*** RECORDS PROVIDED ***

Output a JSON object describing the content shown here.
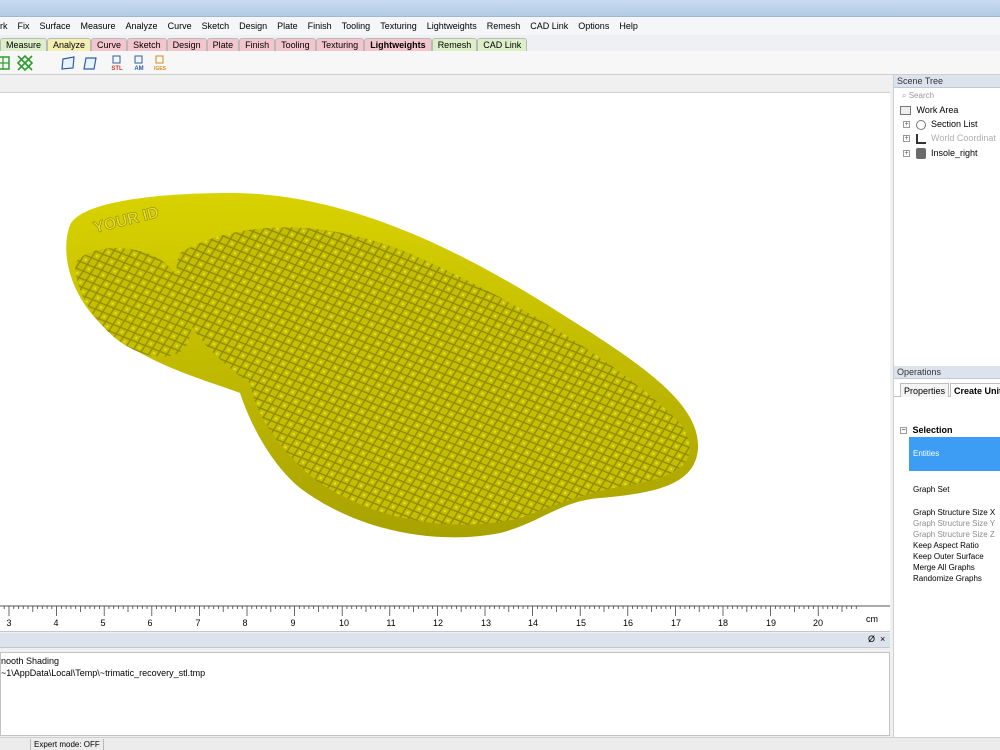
{
  "menu": [
    "rk",
    "Fix",
    "Surface",
    "Measure",
    "Analyze",
    "Curve",
    "Sketch",
    "Design",
    "Plate",
    "Finish",
    "Tooling",
    "Texturing",
    "Lightweights",
    "Remesh",
    "CAD Link",
    "Options",
    "Help"
  ],
  "tabs": [
    {
      "label": "Measure",
      "color": "green"
    },
    {
      "label": "Analyze",
      "color": "yellow"
    },
    {
      "label": "Curve",
      "color": "pink"
    },
    {
      "label": "Sketch",
      "color": "pink"
    },
    {
      "label": "Design",
      "color": "pink"
    },
    {
      "label": "Plate",
      "color": "pink"
    },
    {
      "label": "Finish",
      "color": "pink"
    },
    {
      "label": "Tooling",
      "color": "pink"
    },
    {
      "label": "Texturing",
      "color": "pink"
    },
    {
      "label": "Lightweights",
      "color": "pink",
      "active": true
    },
    {
      "label": "Remesh",
      "color": "green"
    },
    {
      "label": "CAD Link",
      "color": "green"
    }
  ],
  "toolbar": {
    "icons": [
      "mesh-grid-icon",
      "lattice-icon",
      "plane-icon",
      "plane-alt-icon",
      "stl-export-icon",
      "amf-export-icon",
      "iges-export-icon"
    ],
    "stl_label": "STL",
    "amf_label": "AM",
    "iges_label": "IGES"
  },
  "model": {
    "emboss_text": "YOUR ID",
    "fill_color": "#c9c300",
    "shade_color": "#a39e00"
  },
  "ruler": {
    "ticks": [
      "3",
      "4",
      "5",
      "6",
      "7",
      "8",
      "9",
      "10",
      "11",
      "12",
      "13",
      "14",
      "15",
      "16",
      "17",
      "18",
      "19",
      "20"
    ],
    "unit": "cm"
  },
  "lower_bar": {
    "pin": "Ø",
    "close": "×"
  },
  "log": {
    "lines": [
      "nooth Shading",
      "~1\\AppData\\Local\\Temp\\~trimatic_recovery_stl.tmp"
    ]
  },
  "status": {
    "expert_mode": "Expert mode: OFF"
  },
  "scene_tree": {
    "title": "Scene Tree",
    "search_placeholder": "Search",
    "root": "Work Area",
    "items": [
      {
        "label": "Section List"
      },
      {
        "label": "World Coordinat",
        "dim": true
      },
      {
        "label": "Insole_right"
      }
    ]
  },
  "operations": {
    "title": "Operations",
    "tabs": [
      "Properties",
      "Create Unit"
    ],
    "section": "Selection",
    "entities": "Entities",
    "graph_set": "Graph Set",
    "options": [
      {
        "label": "Graph Structure Size X",
        "dim": false
      },
      {
        "label": "Graph Structure Size Y",
        "dim": true
      },
      {
        "label": "Graph Structure Size Z",
        "dim": true
      },
      {
        "label": "Keep Aspect Ratio",
        "dim": false
      },
      {
        "label": "Keep Outer Surface",
        "dim": false
      },
      {
        "label": "Merge All Graphs",
        "dim": false
      },
      {
        "label": "Randomize Graphs",
        "dim": false
      }
    ]
  },
  "colors": {
    "accent": "#3d9df5",
    "model_yellow": "#c9c300"
  }
}
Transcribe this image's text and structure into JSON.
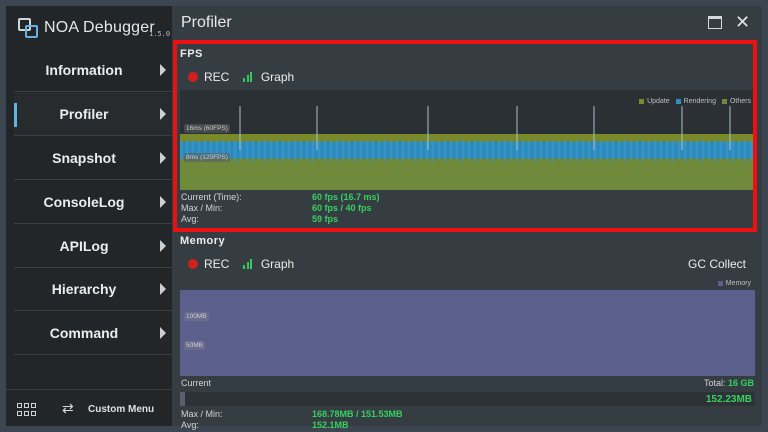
{
  "brand": {
    "name": "NOA Debugger",
    "version": "1.5.0"
  },
  "sidebar": {
    "items": [
      {
        "label": "Information",
        "active": false
      },
      {
        "label": "Profiler",
        "active": true
      },
      {
        "label": "Snapshot",
        "active": false
      },
      {
        "label": "ConsoleLog",
        "active": false
      },
      {
        "label": "APILog",
        "active": false
      },
      {
        "label": "Hierarchy",
        "active": false
      },
      {
        "label": "Command",
        "active": false
      }
    ],
    "footer": {
      "custom_menu": "Custom Menu",
      "grid_icon": "grid-icon",
      "swap_icon": "swap-arrows-icon"
    }
  },
  "header": {
    "title": "Profiler",
    "window_icon": "window-icon",
    "close_icon": "close-icon"
  },
  "fps": {
    "title": "FPS",
    "rec_label": "REC",
    "graph_label": "Graph",
    "legend": [
      {
        "name": "Update",
        "color": "#7a8a2a"
      },
      {
        "name": "Rendering",
        "color": "#2f8fc0"
      },
      {
        "name": "Others",
        "color": "#6e8a3a"
      }
    ],
    "guide_16ms": "16ms (60FPS)",
    "guide_8ms": "8ms (120FPS)",
    "stats": {
      "current_label": "Current (Time):",
      "current_value": "60 fps (16.7 ms)",
      "maxmin_label": "Max / Min:",
      "maxmin_value": "60 fps / 40 fps",
      "avg_label": "Avg:",
      "avg_value": "59 fps"
    }
  },
  "memory": {
    "title": "Memory",
    "rec_label": "REC",
    "graph_label": "Graph",
    "gc_label": "GC Collect",
    "legend": "Memory",
    "legend_color": "#5a5f8c",
    "guide_100": "100MB",
    "guide_50": "50MB",
    "current_label": "Current",
    "total_label": "Total:",
    "total_value": "16 GB",
    "current_value": "152.23MB",
    "usage_fraction": 0.0095,
    "maxmin_label": "Max / Min:",
    "maxmin_value": "168.78MB / 151.53MB",
    "avg_label": "Avg:",
    "avg_value": "152.1MB"
  }
}
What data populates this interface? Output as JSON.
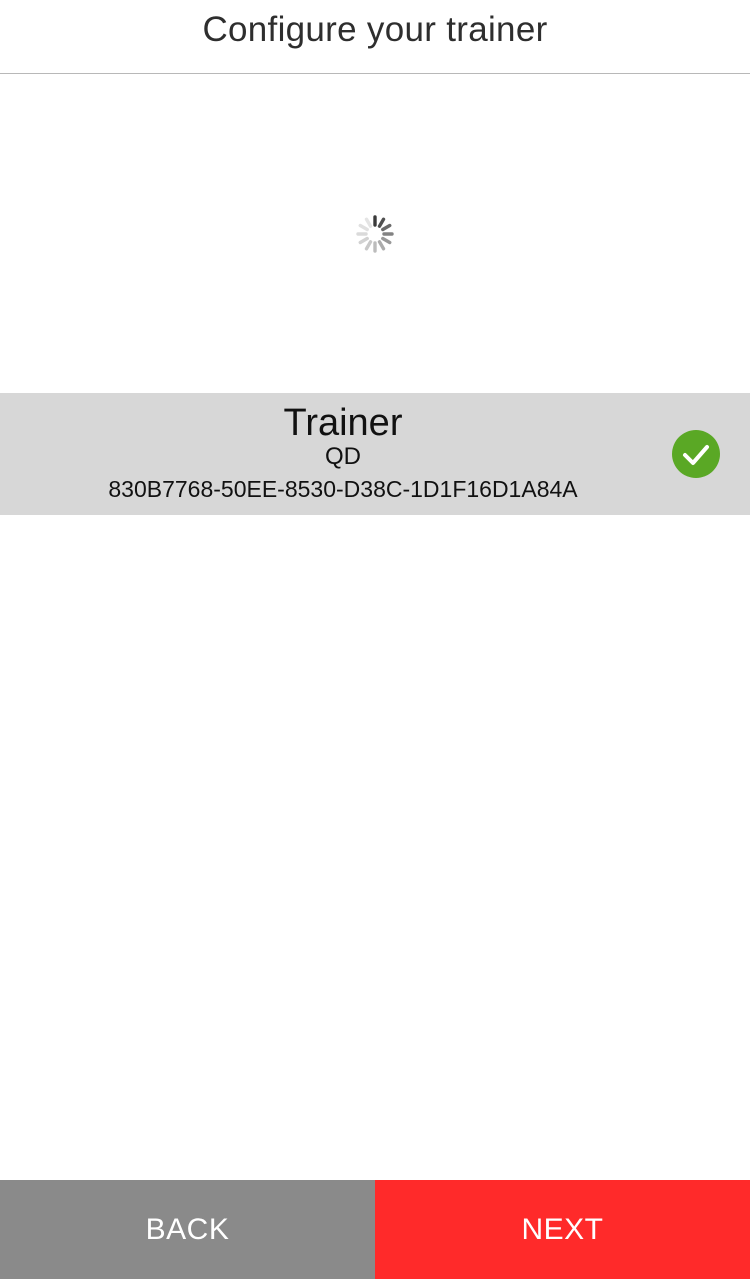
{
  "header": {
    "title": "Configure your trainer"
  },
  "status": {
    "loading_icon": "spinner-icon"
  },
  "devices": [
    {
      "name": "Trainer",
      "type": "QD",
      "id": "830B7768-50EE-8530-D38C-1D1F16D1A84A",
      "selected_icon": "check-circle-icon"
    }
  ],
  "footer": {
    "back_label": "BACK",
    "next_label": "NEXT"
  },
  "colors": {
    "selected_row": "#d7d7d7",
    "check": "#5aa825",
    "back_button": "#8a8a8a",
    "next_button": "#ff2a2a"
  }
}
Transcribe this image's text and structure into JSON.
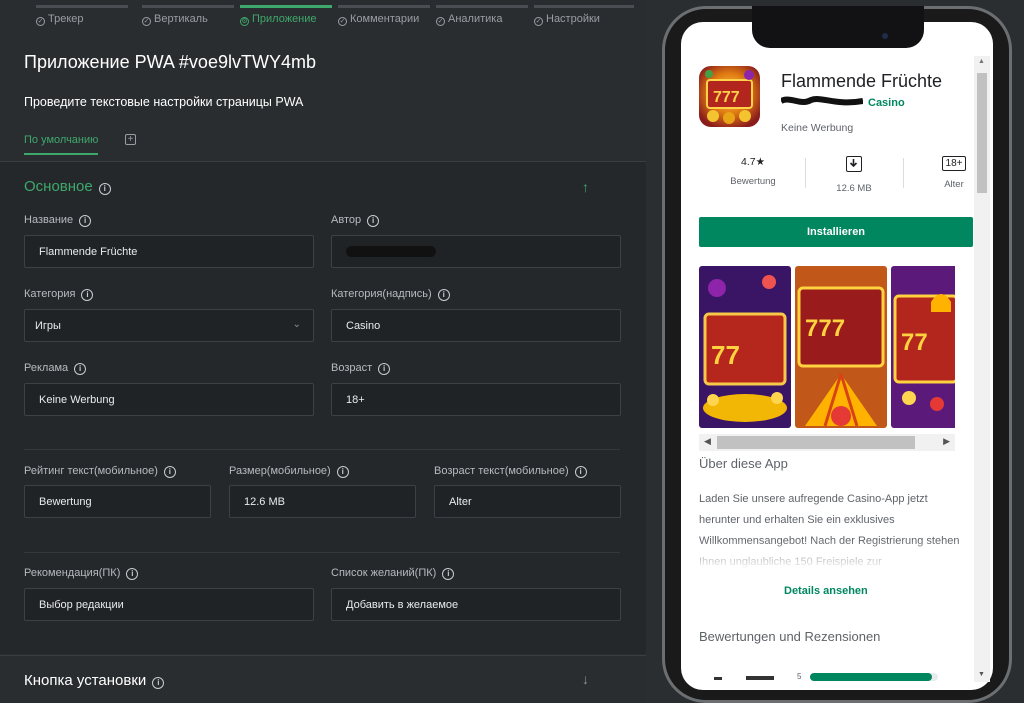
{
  "tabs": [
    {
      "label": "Трекер",
      "icon": "check-circle-icon",
      "active": false
    },
    {
      "label": "Вертикаль",
      "icon": "check-circle-icon",
      "active": false
    },
    {
      "label": "Приложение",
      "icon": "gear-circle-icon",
      "active": true
    },
    {
      "label": "Комментарии",
      "icon": "check-circle-icon",
      "active": false
    },
    {
      "label": "Аналитика",
      "icon": "check-circle-icon",
      "active": false
    },
    {
      "label": "Настройки",
      "icon": "check-circle-icon",
      "active": false
    }
  ],
  "page": {
    "title": "Приложение PWA #voe9lvTWY4mb",
    "subtitle": "Проведите текстовые настройки страницы PWA",
    "subtab": "По умолчанию",
    "subtab_add": "+"
  },
  "section_main": {
    "title": "Основное",
    "fields": {
      "name": {
        "label": "Название",
        "value": "Flammende Früchte"
      },
      "author": {
        "label": "Автор",
        "value": ""
      },
      "category": {
        "label": "Категория",
        "value": "Игры"
      },
      "category_caption": {
        "label": "Категория(надпись)",
        "value": "Casino"
      },
      "ads": {
        "label": "Реклама",
        "value": "Keine Werbung"
      },
      "age": {
        "label": "Возраст",
        "value": "18+"
      },
      "rating_text": {
        "label": "Рейтинг текст(мобильное)",
        "value": "Bewertung"
      },
      "size": {
        "label": "Размер(мобильное)",
        "value": "12.6 MB"
      },
      "age_text": {
        "label": "Возраст текст(мобильное)",
        "value": "Alter"
      },
      "recommendation": {
        "label": "Рекомендация(ПК)",
        "value": "Выбор редакции"
      },
      "wishlist": {
        "label": "Список желаний(ПК)",
        "value": "Добавить в желаемое"
      }
    }
  },
  "section_install": {
    "title": "Кнопка установки"
  },
  "preview": {
    "app_name": "Flammende Früchte",
    "category": "Casino",
    "ads": "Keine Werbung",
    "rating": "4.7★",
    "rating_label": "Bewertung",
    "size": "12.6 MB",
    "age": "18+",
    "age_label": "Alter",
    "install_label": "Installieren",
    "about_title": "Über diese App",
    "about_text": "Laden Sie unsere aufregende Casino-App jetzt herunter und erhalten Sie ein exklusives Willkommensangebot! Nach der Registrierung stehen Ihnen unglaubliche 150 Freispiele zur",
    "details_label": "Details ansehen",
    "reviews_title": "Bewertungen und Rezensionen",
    "review_row_star": "5",
    "review_row_fraction": 0.95
  },
  "colors": {
    "accent": "#3ea86c",
    "play_green": "#01875f",
    "panel_bg": "#2a2d30"
  }
}
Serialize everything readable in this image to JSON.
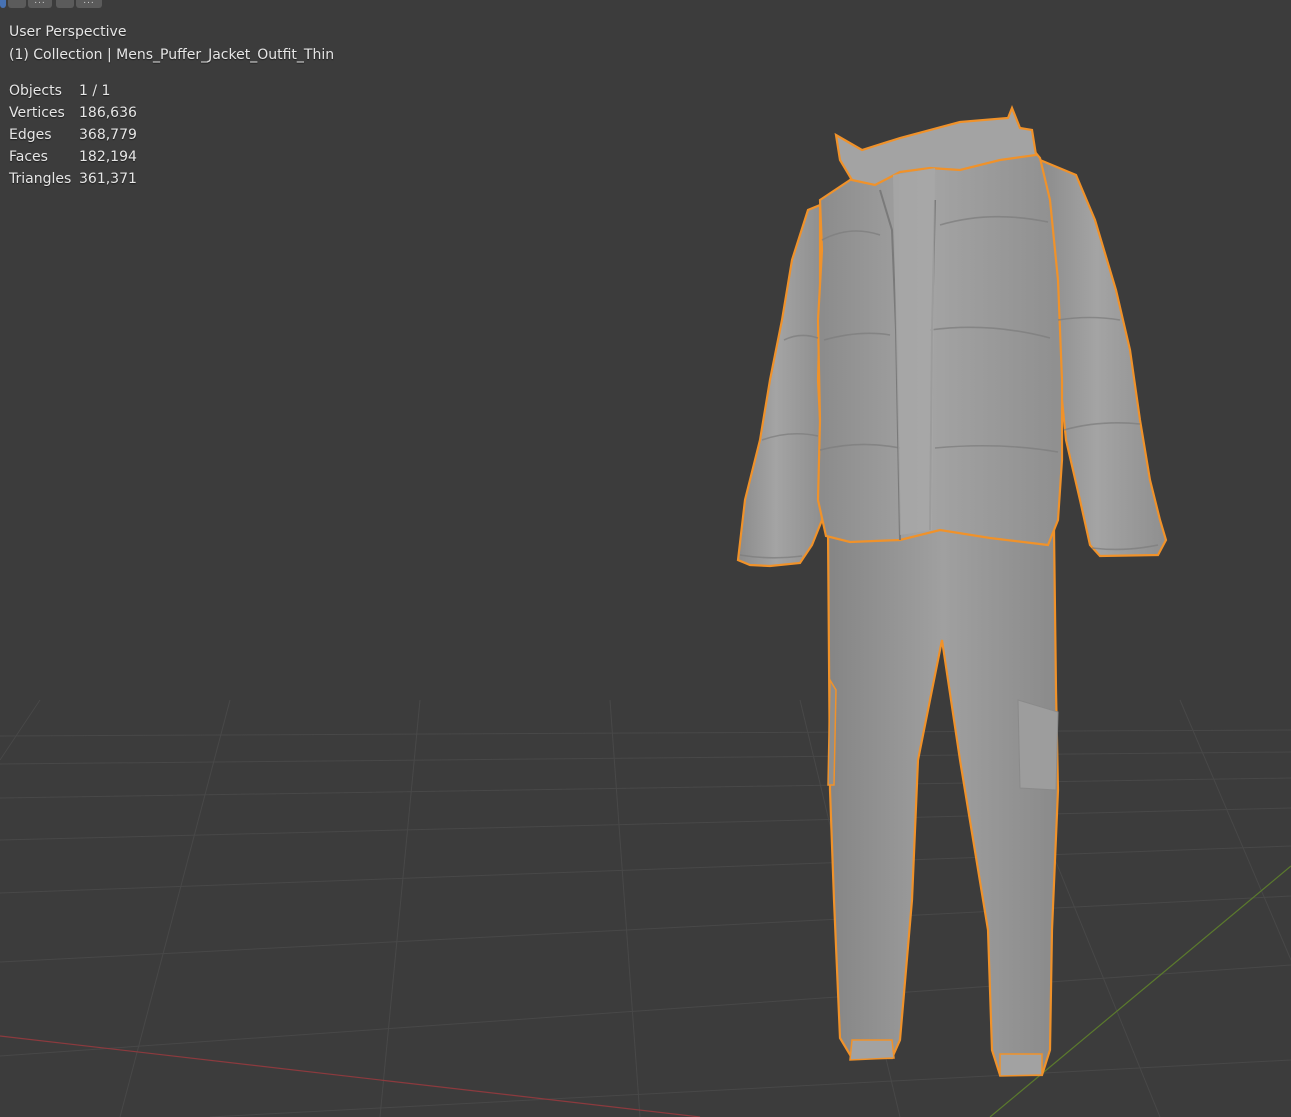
{
  "viewport": {
    "view_name": "User Perspective",
    "collection_line": "(1) Collection | Mens_Puffer_Jacket_Outfit_Thin",
    "stats": [
      {
        "label": "Objects",
        "value": "1 / 1"
      },
      {
        "label": "Vertices",
        "value": "186,636"
      },
      {
        "label": "Edges",
        "value": "368,779"
      },
      {
        "label": "Faces",
        "value": "182,194"
      },
      {
        "label": "Triangles",
        "value": "361,371"
      }
    ]
  },
  "header_widgets": {
    "overflow_glyph": "..."
  },
  "colors": {
    "background": "#3c3c3c",
    "grid": "#4a4a4a",
    "x_axis": "#8c3a3e",
    "y_axis": "#5b7a2d",
    "selection_outline": "#f0922a",
    "mesh": "#9a9a9a",
    "header_active": "#4772b3"
  },
  "icons": {
    "header_mode_icon": "selection-mode-icon"
  }
}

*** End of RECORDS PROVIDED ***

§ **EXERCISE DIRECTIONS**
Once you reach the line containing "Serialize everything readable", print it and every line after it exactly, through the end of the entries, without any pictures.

§ **RESULT OF THE EXERCISE**
Serialize everything readable in this image to JSON.
{
  "viewport": {
    "view_name": "User Perspective",
    "collection_line": "(1) Collection | Mens_Puffer_Jacket_Outfit_Thin",
    "stats": [
      {
        "label": "Objects",
        "value": "1 / 1"
      },
      {
        "label": "Vertices",
        "value": "186,636"
      },
      {
        "label": "Edges",
        "value": "368,779"
      },
      {
        "label": "Faces",
        "value": "182,194"
      },
      {
        "label": "Triangles",
        "value": "361,371"
      }
    ]
  },
  "header_widgets": {
    "overflow_glyph": "..."
  },
  "colors": {
    "background": "#3c3c3c",
    "grid": "#4a4a4a",
    "x_axis": "#8c3a3e",
    "y_axis": "#5b7a2d",
    "selection_outline": "#f0922a",
    "mesh": "#9a9a9a",
    "header_active": "#4772b3"
  },
  "icons": {
    "header_mode_icon": "selection-mode-icon"
  }
}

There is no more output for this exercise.